Is This Tri-Cities Hospital Really Named After Its 1st Death?
Both of my kids were born there, and I have literally spent over 200+ hours in the hallways of this Tri-Cities hospital. I thought I had heard everything, but I just heard a crazy story about how this hospital got its name. It can't be true, can it?
History of This Tri-Cities Hospital
The history of the hospital starts when the "United States Army purchased 640 square miles" in the 1940s to build the secret government site now known as the Manhattan Project. Right after the site was built, the city population grew from around 1000 to over 15,000 by the end of 1945.
Huge Population Creates Need for Local Hospital
Because the Hanford site was isolated and the nature of the research at the site was dangerous, that helped create an even larger need for a medical facility. In January of 1944, the first medical center was constructed to serve only the population of the Hanford site. That building was built on the current site of "the Corrado Medical Building" according to the hospital's website.
What Hospital Am I Talking About?
Since I was talking about Hanford, I am sure you already know I am talking about Kadlec Regional Hospital. But now you know which one, is the story about how it got the name "Kadlec" really true?
Is the Story About How Kadlec Hospital Got Its Name True?
Believe it or not, the hospital is named after the first person that died at the facility. They explain on their website saying "One of its first patients was Lt. Col. Harry R. Kadlec, Deputy Area Engineer and Chief of the Construction for the Army Corps of Engineers at Hanford and a key figure in the operation of the project. Col. Kadlec was said to have worked himself to death, suffering a heart attack on July 2, 1944, and subsequently died at the hospital -- the first death in the new facility.
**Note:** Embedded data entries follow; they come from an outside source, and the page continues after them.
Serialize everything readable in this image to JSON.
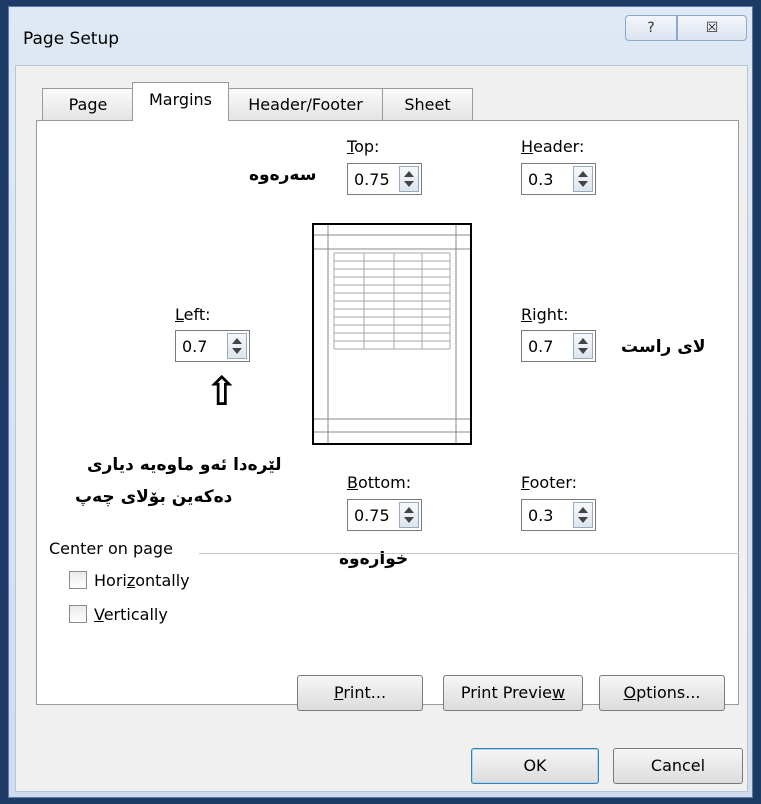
{
  "window": {
    "title": "Page Setup",
    "help_glyph": "?",
    "close_glyph": "☒"
  },
  "tabs": [
    {
      "label": "Page"
    },
    {
      "label": "Margins"
    },
    {
      "label": "Header/Footer"
    },
    {
      "label": "Sheet"
    }
  ],
  "margins": {
    "top": {
      "label": "Top:",
      "value": "0.75"
    },
    "header": {
      "label": "Header:",
      "value": "0.3"
    },
    "left": {
      "label": "Left:",
      "value": "0.7"
    },
    "right": {
      "label": "Right:",
      "value": "0.7"
    },
    "bottom": {
      "label": "Bottom:",
      "value": "0.75"
    },
    "footer": {
      "label": "Footer:",
      "value": "0.3"
    }
  },
  "annotations": {
    "top": "سەرەوە",
    "right": "لای راست",
    "left_line1": "لێرەدا ئەو ماوەیە دیاری",
    "left_line2": "دەکەین بۆلای چەپ",
    "bottom": "خوارەوە",
    "arrow_glyph": "⇧"
  },
  "center_on_page": {
    "label": "Center on page",
    "horizontally": {
      "label": "Horizontally",
      "checked": false
    },
    "vertically": {
      "label": "Vertically",
      "checked": false
    }
  },
  "buttons": {
    "print": "Print...",
    "print_preview": "Print Preview",
    "options": "Options...",
    "ok": "OK",
    "cancel": "Cancel"
  }
}
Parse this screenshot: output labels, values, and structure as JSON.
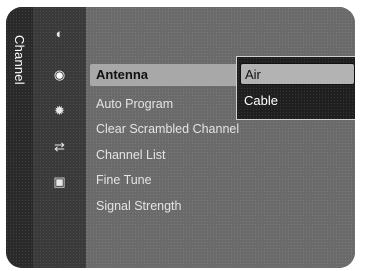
{
  "sidebar": {
    "label": "Channel"
  },
  "categories": [
    {
      "icon": "picture-icon",
      "glyph": "◐"
    },
    {
      "icon": "channel-icon",
      "glyph": "◉"
    },
    {
      "icon": "setup-icon",
      "glyph": "✹"
    },
    {
      "icon": "input-icon",
      "glyph": "⇄"
    },
    {
      "icon": "application-icon",
      "glyph": "▣"
    }
  ],
  "menu": {
    "items": [
      "Antenna",
      "Auto Program",
      "Clear Scrambled Channel",
      "Channel List",
      "Fine Tune",
      "Signal Strength"
    ],
    "selected_index": 0
  },
  "submenu": {
    "options": [
      "Air",
      "Cable"
    ],
    "selected_index": 0
  },
  "colors": {
    "panel": "#6a6a6a",
    "highlight": "#a8a8a8",
    "submenu_bg": "#1f1f1f"
  }
}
On July 10, 1944, the Richland Hospital was renamed Kadlec Hospital." So yes, the story is completely true.